**WORK TASK**
Look for the word "desc" in the entries below, then copy every line that has it.

/---

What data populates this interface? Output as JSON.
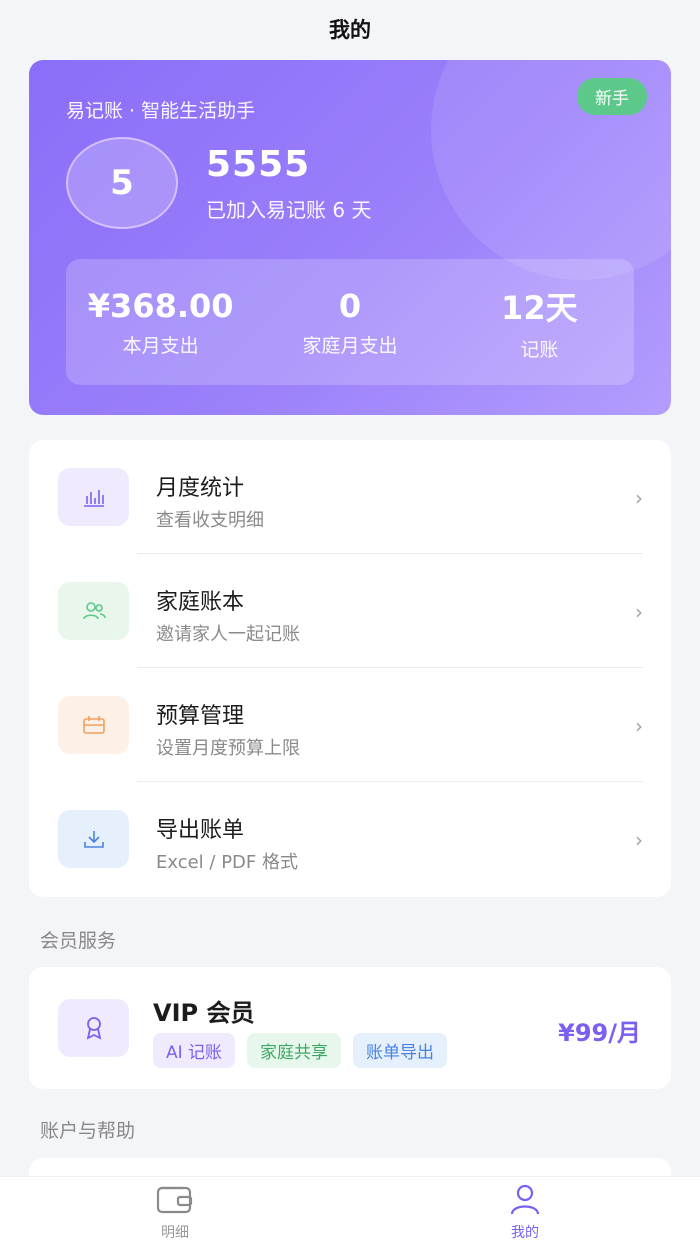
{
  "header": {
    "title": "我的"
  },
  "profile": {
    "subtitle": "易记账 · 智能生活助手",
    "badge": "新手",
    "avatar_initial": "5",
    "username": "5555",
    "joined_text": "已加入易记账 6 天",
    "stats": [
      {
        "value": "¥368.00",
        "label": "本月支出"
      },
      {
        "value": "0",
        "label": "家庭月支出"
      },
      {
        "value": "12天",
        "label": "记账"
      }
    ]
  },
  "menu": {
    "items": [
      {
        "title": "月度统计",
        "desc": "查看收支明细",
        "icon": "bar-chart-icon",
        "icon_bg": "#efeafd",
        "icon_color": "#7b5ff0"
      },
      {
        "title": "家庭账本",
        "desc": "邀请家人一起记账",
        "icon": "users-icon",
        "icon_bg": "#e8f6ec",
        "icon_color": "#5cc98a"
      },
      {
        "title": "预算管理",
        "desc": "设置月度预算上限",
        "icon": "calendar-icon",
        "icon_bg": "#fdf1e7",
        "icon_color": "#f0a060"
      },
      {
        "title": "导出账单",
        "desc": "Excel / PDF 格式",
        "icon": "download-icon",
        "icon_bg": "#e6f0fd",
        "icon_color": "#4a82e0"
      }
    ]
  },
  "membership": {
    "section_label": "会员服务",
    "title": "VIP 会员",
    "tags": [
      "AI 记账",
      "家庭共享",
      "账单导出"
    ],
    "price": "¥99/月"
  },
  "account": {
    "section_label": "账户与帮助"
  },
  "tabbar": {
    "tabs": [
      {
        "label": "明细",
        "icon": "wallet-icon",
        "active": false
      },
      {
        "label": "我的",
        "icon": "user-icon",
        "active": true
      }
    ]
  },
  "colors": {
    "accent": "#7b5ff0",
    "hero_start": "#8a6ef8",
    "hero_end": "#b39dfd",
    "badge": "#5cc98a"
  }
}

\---

**RESPONSE**
        "desc": "查看收支明细",
        "desc": "邀请家人一起记账",
        "desc": "设置月度预算上限",
        "desc": "Excel / PDF 格式",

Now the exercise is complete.